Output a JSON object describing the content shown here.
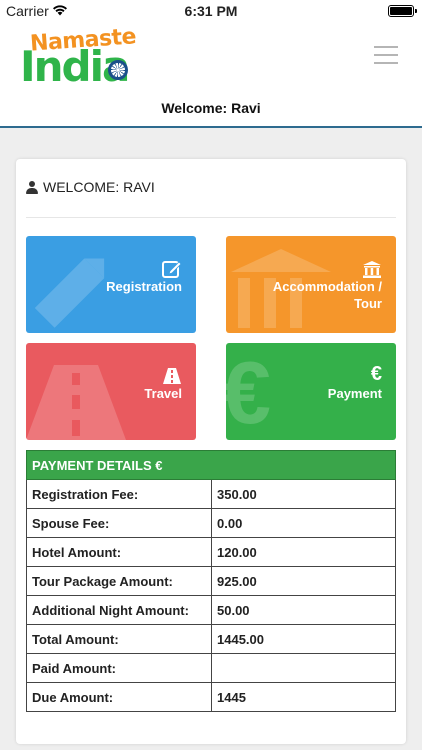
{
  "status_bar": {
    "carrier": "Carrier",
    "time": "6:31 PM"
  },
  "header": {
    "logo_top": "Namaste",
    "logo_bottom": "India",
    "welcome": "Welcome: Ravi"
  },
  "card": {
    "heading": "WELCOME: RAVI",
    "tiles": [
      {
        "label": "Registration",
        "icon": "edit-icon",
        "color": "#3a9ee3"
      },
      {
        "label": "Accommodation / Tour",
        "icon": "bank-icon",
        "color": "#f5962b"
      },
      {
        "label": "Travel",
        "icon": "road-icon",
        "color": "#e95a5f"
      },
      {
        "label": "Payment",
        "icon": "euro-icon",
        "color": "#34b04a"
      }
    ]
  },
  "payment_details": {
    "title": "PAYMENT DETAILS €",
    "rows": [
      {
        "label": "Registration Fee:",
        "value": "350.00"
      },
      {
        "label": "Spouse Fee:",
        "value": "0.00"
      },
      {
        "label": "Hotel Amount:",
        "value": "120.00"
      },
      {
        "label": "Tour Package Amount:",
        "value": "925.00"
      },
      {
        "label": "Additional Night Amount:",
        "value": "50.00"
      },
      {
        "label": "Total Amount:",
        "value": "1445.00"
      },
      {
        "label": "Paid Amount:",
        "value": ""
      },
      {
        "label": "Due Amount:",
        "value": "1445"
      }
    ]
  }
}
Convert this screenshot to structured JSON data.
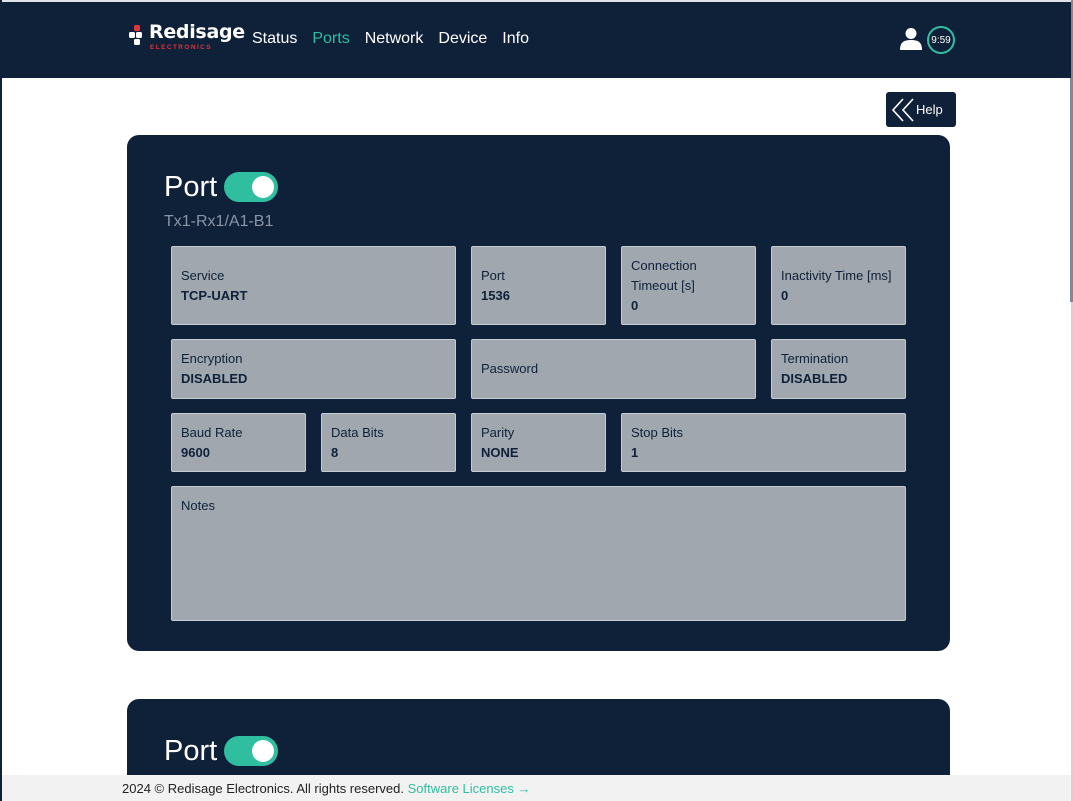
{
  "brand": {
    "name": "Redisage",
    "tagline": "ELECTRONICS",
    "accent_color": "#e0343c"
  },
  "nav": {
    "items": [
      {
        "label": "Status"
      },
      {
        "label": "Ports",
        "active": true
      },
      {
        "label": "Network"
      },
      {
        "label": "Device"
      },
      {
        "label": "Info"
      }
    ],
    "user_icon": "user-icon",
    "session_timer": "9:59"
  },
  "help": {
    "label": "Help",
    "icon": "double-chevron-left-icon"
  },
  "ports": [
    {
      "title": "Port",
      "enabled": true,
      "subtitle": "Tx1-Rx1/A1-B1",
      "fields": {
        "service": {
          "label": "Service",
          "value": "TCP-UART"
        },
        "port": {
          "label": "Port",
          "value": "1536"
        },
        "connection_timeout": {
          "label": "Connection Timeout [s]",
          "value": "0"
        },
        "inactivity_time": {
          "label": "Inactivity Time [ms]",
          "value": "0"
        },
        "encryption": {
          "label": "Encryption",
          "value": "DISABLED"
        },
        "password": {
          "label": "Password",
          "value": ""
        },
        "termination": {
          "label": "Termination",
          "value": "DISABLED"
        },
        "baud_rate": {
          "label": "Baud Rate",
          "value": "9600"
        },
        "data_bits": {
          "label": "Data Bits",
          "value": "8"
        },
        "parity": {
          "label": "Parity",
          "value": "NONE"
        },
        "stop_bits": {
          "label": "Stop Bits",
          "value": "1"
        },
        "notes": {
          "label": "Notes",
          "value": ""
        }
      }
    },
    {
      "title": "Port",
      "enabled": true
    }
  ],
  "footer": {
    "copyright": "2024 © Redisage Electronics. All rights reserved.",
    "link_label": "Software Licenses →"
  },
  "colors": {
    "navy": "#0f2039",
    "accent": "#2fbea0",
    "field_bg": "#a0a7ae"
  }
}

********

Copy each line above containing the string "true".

== SOLVED EXERCISE ==
        "active": true
      "enabled": true,
      "enabled": true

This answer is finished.